Supplied data =
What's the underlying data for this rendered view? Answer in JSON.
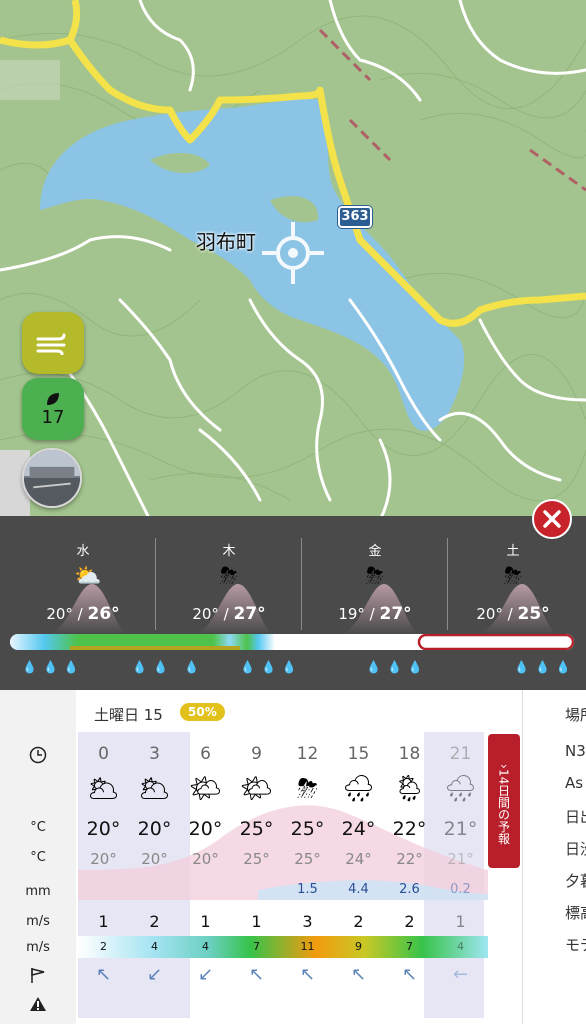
{
  "map": {
    "place_label": "羽布町",
    "road_number": "363",
    "aqi_value": "17",
    "colors": {
      "land": "#9fc28c",
      "water": "#8cc4e6",
      "road": "#f3e24a",
      "path": "#ffffff"
    }
  },
  "days": [
    {
      "name": "水",
      "low": "20°",
      "sep": " / ",
      "high": "26°",
      "icon": "sun-cloud-rain-icon"
    },
    {
      "name": "木",
      "low": "20°",
      "sep": " / ",
      "high": "27°",
      "icon": "cloud-thunder-icon"
    },
    {
      "name": "金",
      "low": "19°",
      "sep": " / ",
      "high": "27°",
      "icon": "cloud-thunder-icon"
    },
    {
      "name": "土",
      "low": "20°",
      "sep": " / ",
      "high": "25°",
      "icon": "cloud-thunder-icon"
    }
  ],
  "hourly": {
    "day_title": "土曜日 15",
    "probability": "50%",
    "units": {
      "time": "clock-icon",
      "temp": "°C",
      "feel": "°C",
      "rain": "mm",
      "wind": "m/s",
      "gust": "m/s",
      "dir": "wind-direction-icon",
      "warn": "warning-icon"
    },
    "hours": [
      {
        "time": "0",
        "icon": "moon-cloud-icon",
        "temp": "20°",
        "feel": "20°",
        "mm": "",
        "wind": "1",
        "gust": "2",
        "dir": "↖"
      },
      {
        "time": "3",
        "icon": "moon-cloud-icon",
        "temp": "20°",
        "feel": "20°",
        "mm": "",
        "wind": "2",
        "gust": "4",
        "dir": "↙"
      },
      {
        "time": "6",
        "icon": "sun-cloud-icon",
        "temp": "20°",
        "feel": "20°",
        "mm": "",
        "wind": "1",
        "gust": "4",
        "dir": "↙"
      },
      {
        "time": "9",
        "icon": "sun-cloud-icon",
        "temp": "25°",
        "feel": "25°",
        "mm": "",
        "wind": "1",
        "gust": "7",
        "dir": "↖"
      },
      {
        "time": "12",
        "icon": "storm-icon",
        "temp": "25°",
        "feel": "25°",
        "mm": "1.5",
        "wind": "3",
        "gust": "11",
        "dir": "↖"
      },
      {
        "time": "15",
        "icon": "rain-icon",
        "temp": "24°",
        "feel": "24°",
        "mm": "4.4",
        "wind": "2",
        "gust": "9",
        "dir": "↖"
      },
      {
        "time": "18",
        "icon": "sun-rain-icon",
        "temp": "22°",
        "feel": "22°",
        "mm": "2.6",
        "wind": "2",
        "gust": "7",
        "dir": "↖"
      },
      {
        "time": "21",
        "icon": "moon-rain-icon",
        "temp": "21°",
        "feel": "21°",
        "mm": "0.2",
        "wind": "1",
        "gust": "4",
        "dir": "←"
      }
    ],
    "side_tab_label": "14日間の予報",
    "right_panel": [
      "場所",
      "N3",
      "As",
      "日出",
      "日没",
      "夕暮",
      "標高",
      "モデ"
    ]
  }
}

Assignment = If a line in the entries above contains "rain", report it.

Answer section =
      "icon": "sun-cloud-rain-icon"
      "rain": "mm",
        "icon": "rain-icon",
        "icon": "sun-rain-icon",
        "icon": "moon-rain-icon",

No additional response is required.